After transitioning to the rotation last year and having an excellent season, Alexi Ogando found himself back in the bullpen this year and didn’t miss a beat. The Rangers don’t have room for Ogando in their rotation (who’s already said he’d rather go back to starting next year). With his dominance they would do well to give him a shot at topping the 66 innings he pitched this year (although he missed nearly a month due to injury), and this role could be a way to do it.
Ogando’s teammate, Neftali Feliz made the jump from the closing role to the starting rotation this year, but only started seven games before Tommy John surgery sidelined him for the remainder of next year and likely the beginning of the 2013 season. If the team thinks Feliz may have had issues with the longer outings, a super-relief role might be a good way to get him involved once he returns.

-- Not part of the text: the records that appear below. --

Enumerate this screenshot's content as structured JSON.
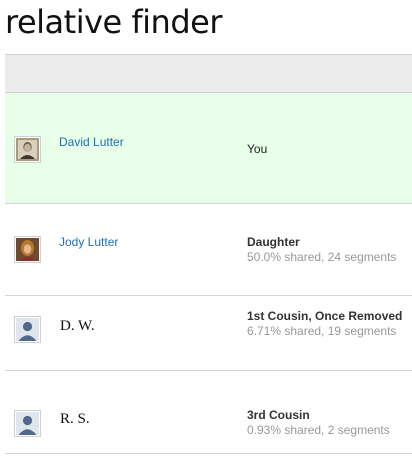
{
  "app": {
    "title": "relative finder"
  },
  "table": {
    "header": {
      "name_col": "",
      "relationship_col": ""
    },
    "rows": [
      {
        "name": "David Lutter",
        "relationship": "You",
        "detail": "",
        "avatar": "photo-man-portrait-icon"
      },
      {
        "name": "Jody Lutter",
        "relationship": "Daughter",
        "detail": "50.0% shared, 24 segments",
        "avatar": "photo-woman-portrait-icon"
      },
      {
        "name": "D. W.",
        "relationship": "1st Cousin, Once Removed",
        "detail": "6.71% shared, 19 segments",
        "avatar": "default-person-icon"
      },
      {
        "name": "R. S.",
        "relationship": "3rd Cousin",
        "detail": "0.93% shared, 2 segments",
        "avatar": "default-person-icon"
      }
    ]
  },
  "colors": {
    "self_row_bg": "#e8ffe8",
    "link": "#1f6fb5",
    "header_bg": "#ececec"
  }
}
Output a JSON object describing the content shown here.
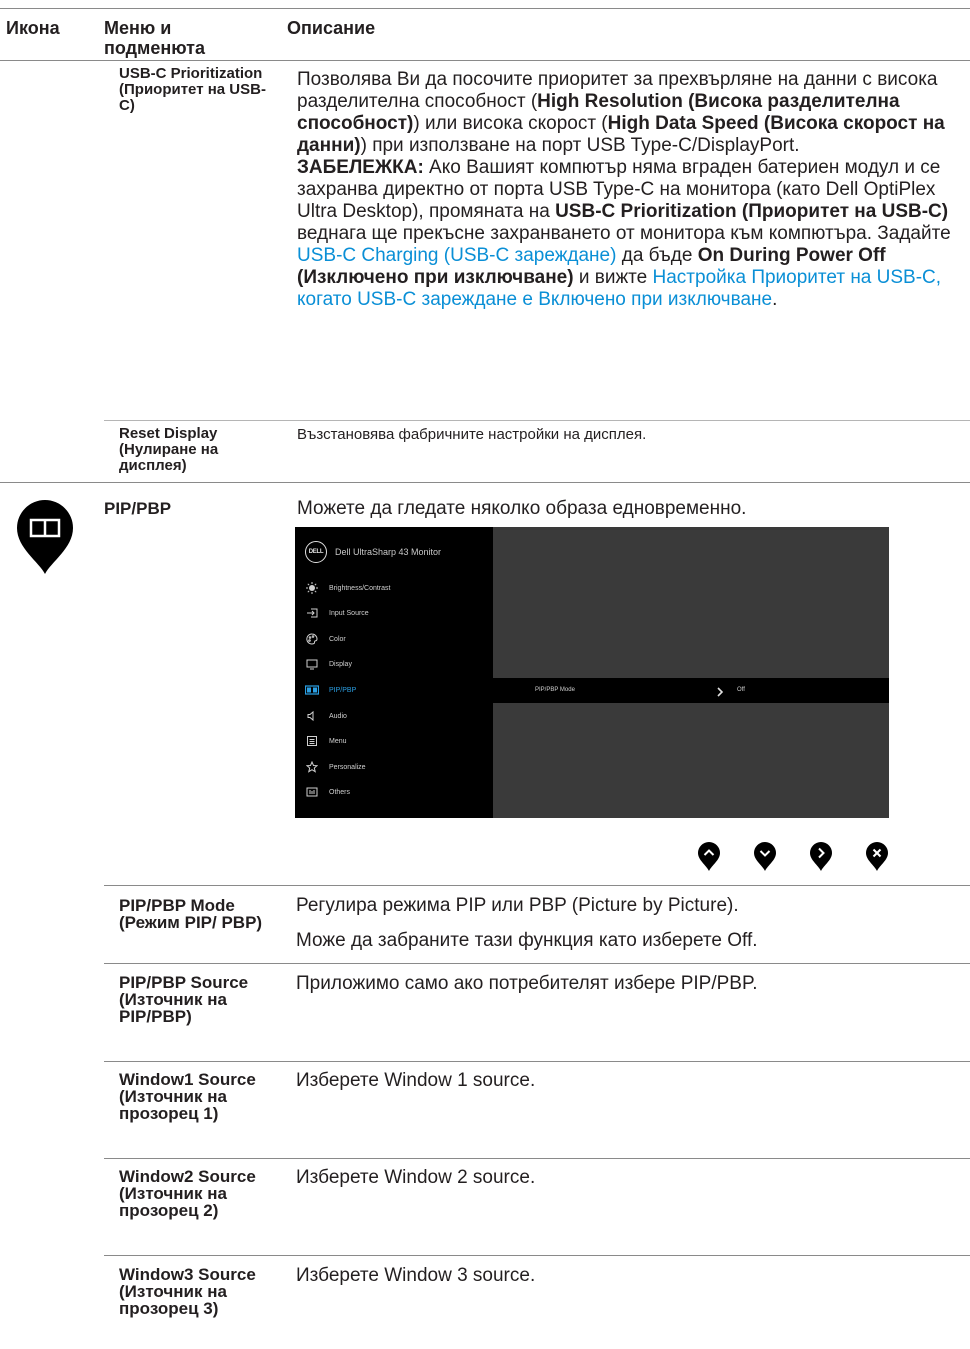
{
  "header": {
    "col_icon": "Икона",
    "col_menu": "Меню и подменюта",
    "col_desc": "Описание"
  },
  "usbc": {
    "menu": "USB-C Prioritization (Приоритет на USB-C)",
    "p1_a": "Позволява Ви да посочите приоритет за прехвърляне на данни с висока разделителна способност (",
    "p1_b": "High Resolution (Висока разделителна способност)",
    "p1_c": ") или висока скорост (",
    "p1_d": "High Data Speed (Висока скорост на данни)",
    "p1_e": ") при използване на порт USB Type-C/DisplayPort.",
    "note_label": "ЗАБЕЛЕЖКА:",
    "note_a": " Ако Вашият компютър няма вграден батериен модул и се захранва директно от порта USB Type-C на монитора (като Dell OptiPlex Ultra Desktop), промяната на ",
    "note_b": "USB-C Prioritization (Приоритет на USB-C)",
    "note_c": " веднага ще прекъсне захранването от монитора към компютъра. Задайте ",
    "note_link1": "USB-C Charging (USB-C зареждане)",
    "note_d": " да бъде ",
    "note_e": "On During Power Off (Изключено при изключване)",
    "note_f": " и вижте ",
    "note_link2": "Настройка Приоритет на USB-C, когато USB-C зареждане е Включено при изключване",
    "note_g": "."
  },
  "reset": {
    "menu": "Reset Display (Нулиране на дисплея)",
    "desc": "Възстановява фабричните настройки на дисплея."
  },
  "pip": {
    "menu": "PIP/PBP",
    "desc": "Можете да гледате няколко образа едновременно."
  },
  "osd": {
    "title": "Dell UltraSharp 43 Monitor",
    "logo": "DELL",
    "items": [
      {
        "label": "Brightness/Contrast",
        "icon": "brightness-icon"
      },
      {
        "label": "Input Source",
        "icon": "input-source-icon"
      },
      {
        "label": "Color",
        "icon": "color-icon"
      },
      {
        "label": "Display",
        "icon": "display-icon"
      },
      {
        "label": "PIP/PBP",
        "icon": "pip-pbp-icon"
      },
      {
        "label": "Audio",
        "icon": "audio-icon"
      },
      {
        "label": "Menu",
        "icon": "menu-icon"
      },
      {
        "label": "Personalize",
        "icon": "personalize-icon"
      },
      {
        "label": "Others",
        "icon": "others-icon"
      }
    ],
    "selected_item": "PIP/PBP",
    "row_label": "PIP/PBP Mode",
    "row_value": "Off"
  },
  "joystick_icons": [
    "up-icon",
    "down-icon",
    "right-icon",
    "close-icon"
  ],
  "rows": [
    {
      "menu": "PIP/PBP Mode (Режим PIP/ PBP)",
      "desc1": "Регулира режима PIP или PBP (Picture by Picture).",
      "desc2": "Може да забраните тази функция като изберете Off."
    },
    {
      "menu": "PIP/PBP Source (Източник на PIP/PBP)",
      "desc1": "Приложимо само ако потребителят избере PIP/PBP."
    },
    {
      "menu": "Window1 Source (Източник на прозорец 1)",
      "desc1": "Изберете Window 1 source."
    },
    {
      "menu": "Window2 Source (Източник на прозорец 2)",
      "desc1": "Изберете Window 2 source."
    },
    {
      "menu": "Window3 Source (Източник на прозорец 3)",
      "desc1": "Изберете Window 3 source."
    }
  ],
  "colors": {
    "link": "#0a8fd6",
    "osd_active": "#2b9fe3",
    "osd_bg": "#3a3a3a"
  }
}
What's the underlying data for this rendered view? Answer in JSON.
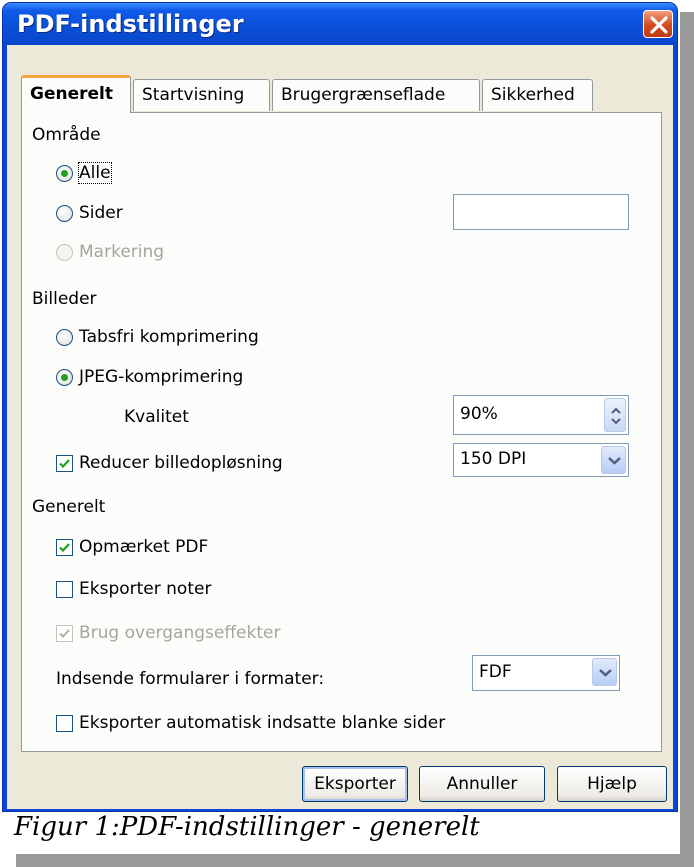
{
  "window": {
    "title": "PDF-indstillinger"
  },
  "tabs": [
    {
      "label": "Generelt",
      "active": true
    },
    {
      "label": "Startvisning",
      "active": false
    },
    {
      "label": "Brugergrænseflade",
      "active": false
    },
    {
      "label": "Sikkerhed",
      "active": false
    }
  ],
  "range": {
    "heading": "Område",
    "all": {
      "label": "Alle",
      "checked": true
    },
    "pages": {
      "label": "Sider",
      "checked": false,
      "value": ""
    },
    "selection": {
      "label": "Markering",
      "enabled": false
    }
  },
  "images": {
    "heading": "Billeder",
    "lossless": {
      "label": "Tabsfri komprimering",
      "checked": false
    },
    "jpeg": {
      "label": "JPEG-komprimering",
      "checked": true
    },
    "quality": {
      "label": "Kvalitet",
      "value": "90%"
    },
    "reduce": {
      "label": "Reducer billedopløsning",
      "checked": true,
      "value": "150 DPI"
    }
  },
  "general": {
    "heading": "Generelt",
    "tagged_pdf": {
      "label": "Opmærket PDF",
      "checked": true
    },
    "export_notes": {
      "label": "Eksporter noter",
      "checked": false
    },
    "transitions": {
      "label": "Brug overgangseffekter",
      "checked": true,
      "enabled": false
    },
    "form_format": {
      "label": "Indsende formularer i formater:",
      "value": "FDF"
    },
    "blank_pages": {
      "label": "Eksporter automatisk indsatte blanke sider",
      "checked": false
    }
  },
  "buttons": {
    "export": "Eksporter",
    "cancel": "Annuller",
    "help": "Hjælp"
  },
  "caption": "Figur 1:PDF-indstillinger - generelt",
  "colors": {
    "titlebar": "#0a4fd8",
    "dialog_bg": "#ece9d8",
    "radio_dot": "#21a121",
    "close": "#d44a1e",
    "tab_highlight": "#f2a53a"
  },
  "icons": {
    "close": "close-x-icon",
    "spin": "spinner-arrows-icon",
    "dropdown": "chevron-down-icon",
    "check": "checkmark-icon"
  }
}
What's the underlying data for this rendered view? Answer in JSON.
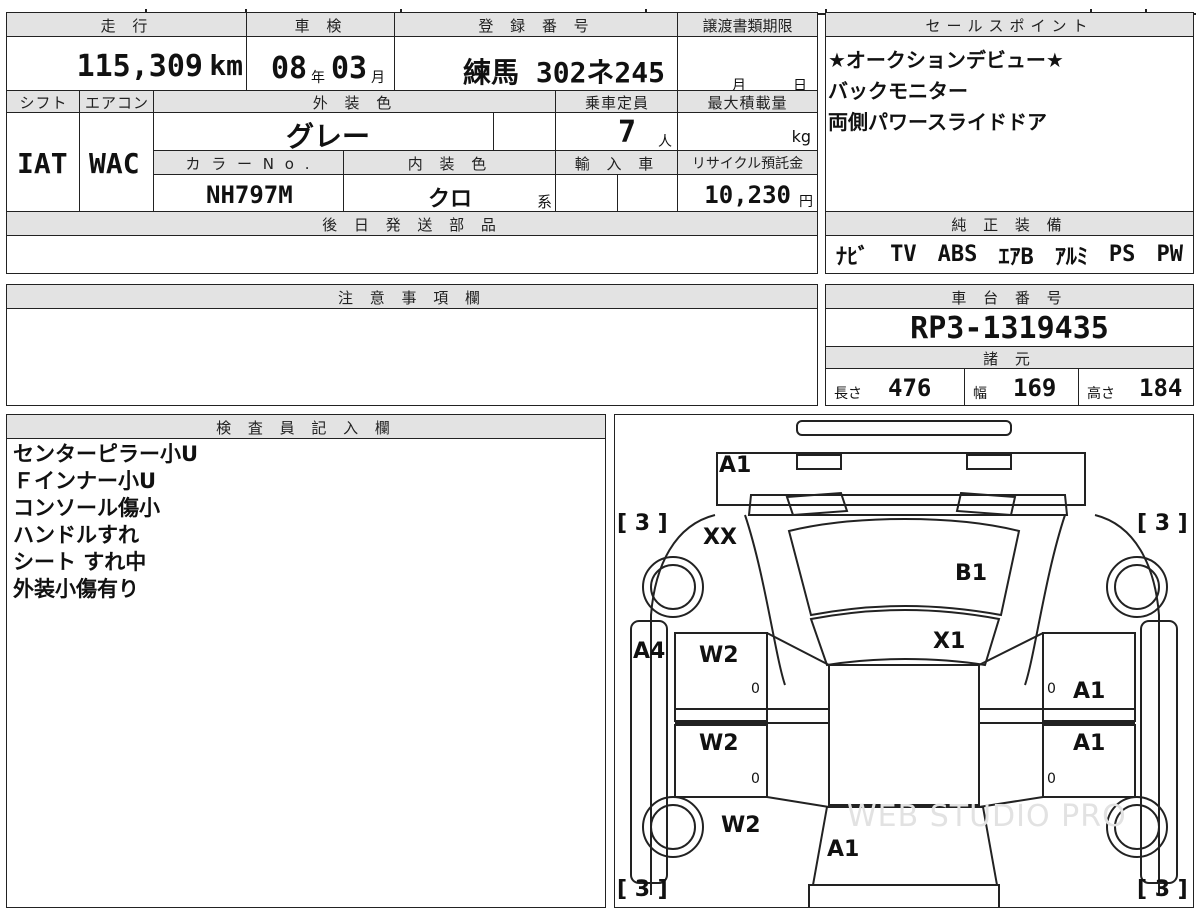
{
  "top": {
    "mileage_header": "走 行",
    "inspection_header": "車 検",
    "registration_header": "登 録 番 号",
    "transfer_header": "譲渡書類期限",
    "mileage_value": "115,309",
    "mileage_unit": "km",
    "inspection_year": "08",
    "year_unit": "年",
    "inspection_month": "03",
    "month_unit": "月",
    "registration_value": "練馬 302ネ245",
    "transfer_month_unit": "月",
    "transfer_day_unit": "日"
  },
  "row2": {
    "shift_header": "シフト",
    "ac_header": "エアコン",
    "exterior_header": "外 装 色",
    "seats_header": "乗車定員",
    "load_header": "最大積載量",
    "exterior_value": "グレー",
    "seats_value": "7",
    "seats_unit": "人",
    "load_unit": "kg",
    "shift_value": "IAT",
    "ac_value": "WAC",
    "color_no_header": "カ ラ ー N o .",
    "interior_header": "内 装 色",
    "import_header": "輸 入 車",
    "recycle_header": "リサイクル預託金",
    "color_no_value": "NH797M",
    "interior_value": "クロ",
    "interior_unit": "系",
    "recycle_value": "10,230",
    "recycle_unit": "円"
  },
  "later_parts": {
    "header": "後 日 発 送 部 品"
  },
  "notes": {
    "header": "注 意 事 項 欄"
  },
  "sales": {
    "header": "セールスポイント",
    "lines": [
      "★オークションデビュー★",
      "バックモニター",
      "両側パワースライドドア"
    ]
  },
  "equipment": {
    "header": "純 正 装 備",
    "items": [
      "ﾅﾋﾞ",
      "TV",
      "ABS",
      "ｴｱB",
      "ｱﾙﾐ",
      "PS",
      "PW"
    ]
  },
  "chassis": {
    "header": "車 台 番 号",
    "value": "RP3-1319435"
  },
  "specs": {
    "header": "諸 元",
    "length_label": "長さ",
    "length_value": "476",
    "width_label": "幅",
    "width_value": "169",
    "height_label": "高さ",
    "height_value": "184"
  },
  "inspector": {
    "header": "検 査 員 記 入 欄",
    "lines": [
      "センターピラー小U",
      "Ｆインナー小U",
      "コンソール傷小",
      "ハンドルすれ",
      "シート すれ中",
      "外装小傷有り"
    ]
  },
  "diagram": {
    "labels": {
      "front_bumper": "A1",
      "hood_left": "XX",
      "windshield": "B1",
      "roof_front": "X1",
      "left_fender": "A4",
      "left_front_door": "W2",
      "left_rear_door": "W2",
      "left_rear": "W2",
      "right_front_door": "A1",
      "right_rear_door": "A1",
      "rear": "A1"
    },
    "zeros": [
      "0",
      "0",
      "0",
      "0"
    ],
    "tire_brackets": [
      "[ 3 ]",
      "[ 3 ]",
      "[ 3 ]",
      "[ 3 ]"
    ],
    "watermark": "WEB STUDIO PRO"
  }
}
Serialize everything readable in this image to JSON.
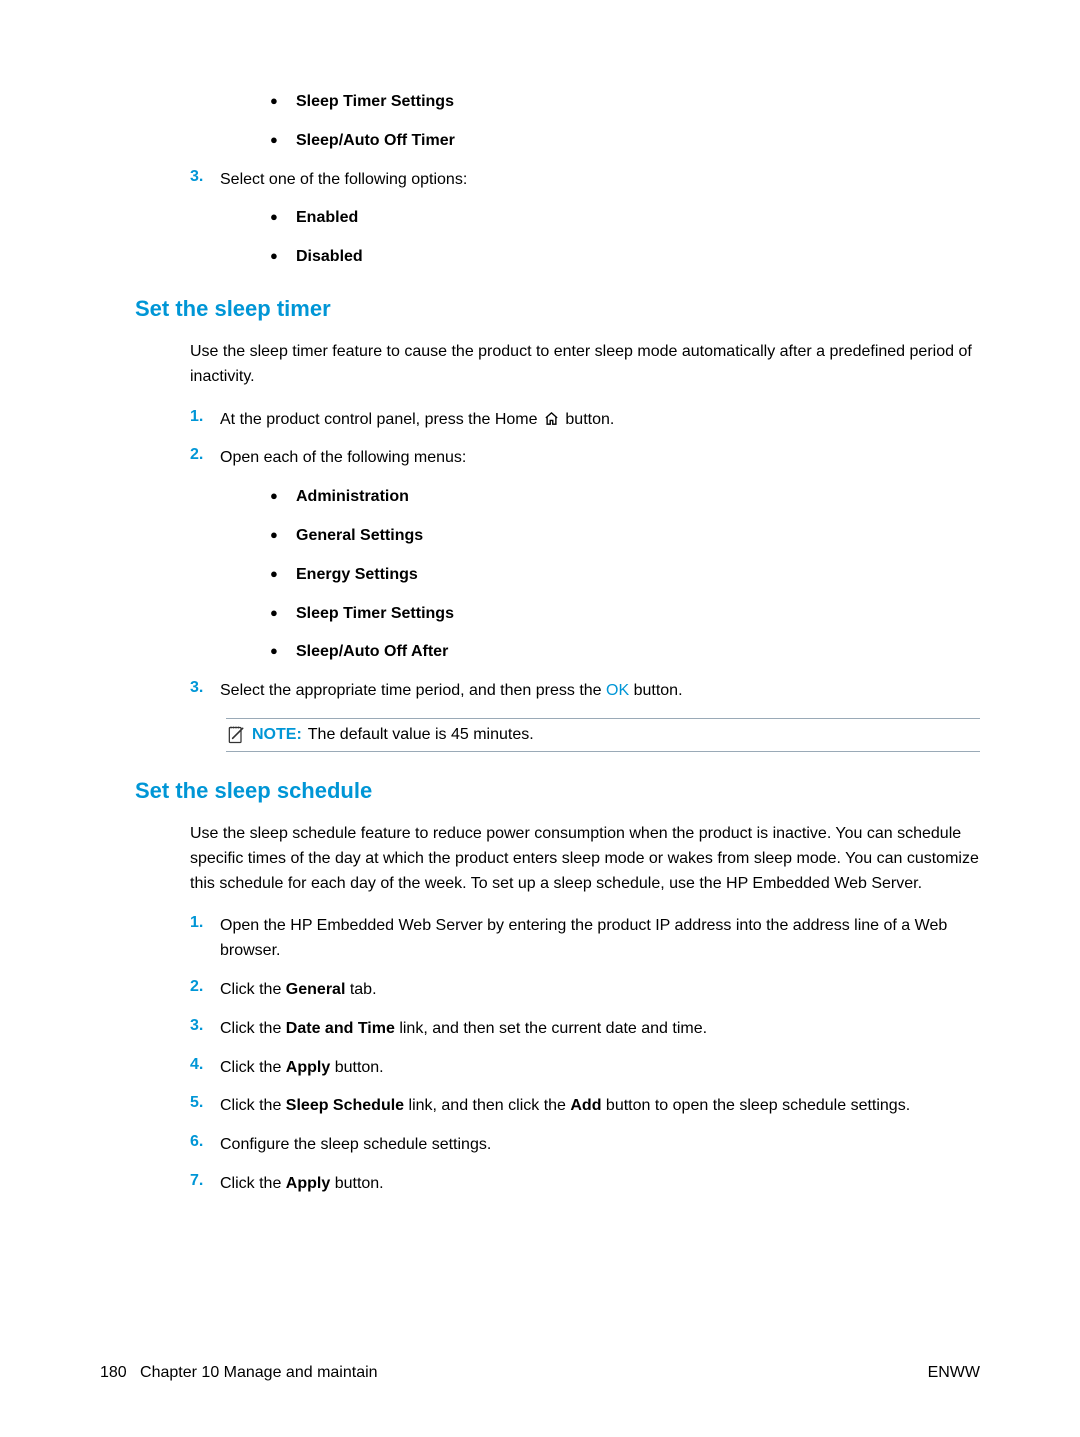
{
  "top_bullets": [
    "Sleep Timer Settings",
    "Sleep/Auto Off Timer"
  ],
  "top_step3": {
    "num": "3.",
    "text": "Select one of the following options:"
  },
  "top_step3_bullets": [
    "Enabled",
    "Disabled"
  ],
  "section1": {
    "heading": "Set the sleep timer",
    "intro": "Use the sleep timer feature to cause the product to enter sleep mode automatically after a predefined period of inactivity.",
    "step1": {
      "num": "1.",
      "pre": "At the product control panel, press the Home ",
      "post": " button."
    },
    "step2": {
      "num": "2.",
      "text": "Open each of the following menus:"
    },
    "step2_bullets": [
      "Administration",
      "General Settings",
      "Energy Settings",
      "Sleep Timer Settings",
      "Sleep/Auto Off After"
    ],
    "step3": {
      "num": "3.",
      "pre": "Select the appropriate time period, and then press the ",
      "ok": "OK",
      "post": " button."
    },
    "note": {
      "label": "NOTE:",
      "text": "The default value is 45 minutes."
    }
  },
  "section2": {
    "heading": "Set the sleep schedule",
    "intro": "Use the sleep schedule feature to reduce power consumption when the product is inactive. You can schedule specific times of the day at which the product enters sleep mode or wakes from sleep mode. You can customize this schedule for each day of the week. To set up a sleep schedule, use the HP Embedded Web Server.",
    "steps": [
      {
        "num": "1.",
        "parts": [
          {
            "t": "Open the HP Embedded Web Server by entering the product IP address into the address line of a Web browser."
          }
        ]
      },
      {
        "num": "2.",
        "parts": [
          {
            "t": "Click the "
          },
          {
            "b": "General"
          },
          {
            "t": " tab."
          }
        ]
      },
      {
        "num": "3.",
        "parts": [
          {
            "t": "Click the "
          },
          {
            "b": "Date and Time"
          },
          {
            "t": " link, and then set the current date and time."
          }
        ]
      },
      {
        "num": "4.",
        "parts": [
          {
            "t": "Click the "
          },
          {
            "b": "Apply"
          },
          {
            "t": " button."
          }
        ]
      },
      {
        "num": "5.",
        "parts": [
          {
            "t": "Click the "
          },
          {
            "b": "Sleep Schedule"
          },
          {
            "t": " link, and then click the "
          },
          {
            "b": "Add"
          },
          {
            "t": " button to open the sleep schedule settings."
          }
        ]
      },
      {
        "num": "6.",
        "parts": [
          {
            "t": "Configure the sleep schedule settings."
          }
        ]
      },
      {
        "num": "7.",
        "parts": [
          {
            "t": "Click the "
          },
          {
            "b": "Apply"
          },
          {
            "t": " button."
          }
        ]
      }
    ]
  },
  "footer": {
    "page": "180",
    "chapter": "Chapter 10   Manage and maintain",
    "right": "ENWW"
  }
}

Feliz’s average fastball dropped from 96.3 MPH last season to 94.7 this year, and while it’s not clear whether the injury played any part in that it does demonstrate the phenomenon of pitchers’ stuff “playing up” in a relief role, where they don’t have to pace themselves and can instead let it loose.
Aroldis Chapman is basically unlike any pitcher we’ve ever seen. The guy struck out more than 15 batters per nine, ending up with 122 strikeouts in 71.2 innings. Chapman’s mechanics may make the Reds wary of trying to stretch him out. If they don’t think he can handle a starting role (or think his velocity would drop too much in one) but want to see him pitch 100 innings, this could be an option. If the Reds were to go all-out and give Chapman a Goose Gossage kind of year, he could potentially win a strikeout title while throwing 150 innings. Obviously that’s not likely but he could be a force to be reckoned with if the role suited him.
The Red Sox attempted to convert Daniel Bard to the rotation this year. Let’s just say it didn’t go so well. Bard started ten games, remaining in the rotation until June before a combination of blister issues and ineffectiveness forced him out. Again, if the Red Sox would like Bard to shoulder a larger than normal workload but are hesitant to give the rotation experiment another shot this could be an out-of-the-box solution.
Finally, Lance Lynn’s transition went much better than Feliz or Bard’s experiments, but he might still thrive in this role. The Cardinals have a number of promising pitching prospects coming up through the ranks. Trevor Rosenthal and Shelby Miller are clearly ready to challenge for a rotation slot, but the team will return each of its starters. If the Cardinals would rather experiment with Lynn and keep their top prospects on a more traditional schedule, they could open up a spot in the rotation by moving Lynn (who already proved his abilities in the bullpen on the home stretch of last season and in the Cardinals’ run to the World Series) back to the pen. They could also potentially use either of the prospects in this role to allow them to acclimate to the majors, but if the move backfired and developmental issues ensued the team’s management staff would have a lot of fairly uncomfortable explaining to do.
Overall, it’s unlikely a team will go back to the future and use such an unorthodox strategy, even if there is potential value in it. In “Moneyball,” Art Howe delivers a line that captures the essence of this issue perfectly. As he’s portrayed (another issue entirely), Howe rejects Billy Beane’s approach, saying that he is “playing my team in a way I can explain in job interviews next winter.” Nobody ever got fired for going with Intel, and I can almost guarantee that no one will get fired for taking a traditional approach to bullpen use, although the sheer amount of creativity coming out of Denver suggests the Rockies could challenge that assumption. The super-reliever will continue to be a playoff fixture, as teams shorten their rotations and look for other ways to use their back-end starters. However, I believe a team with the right situation and personnel to implement this strategy could find it might just tip the scales in their favor.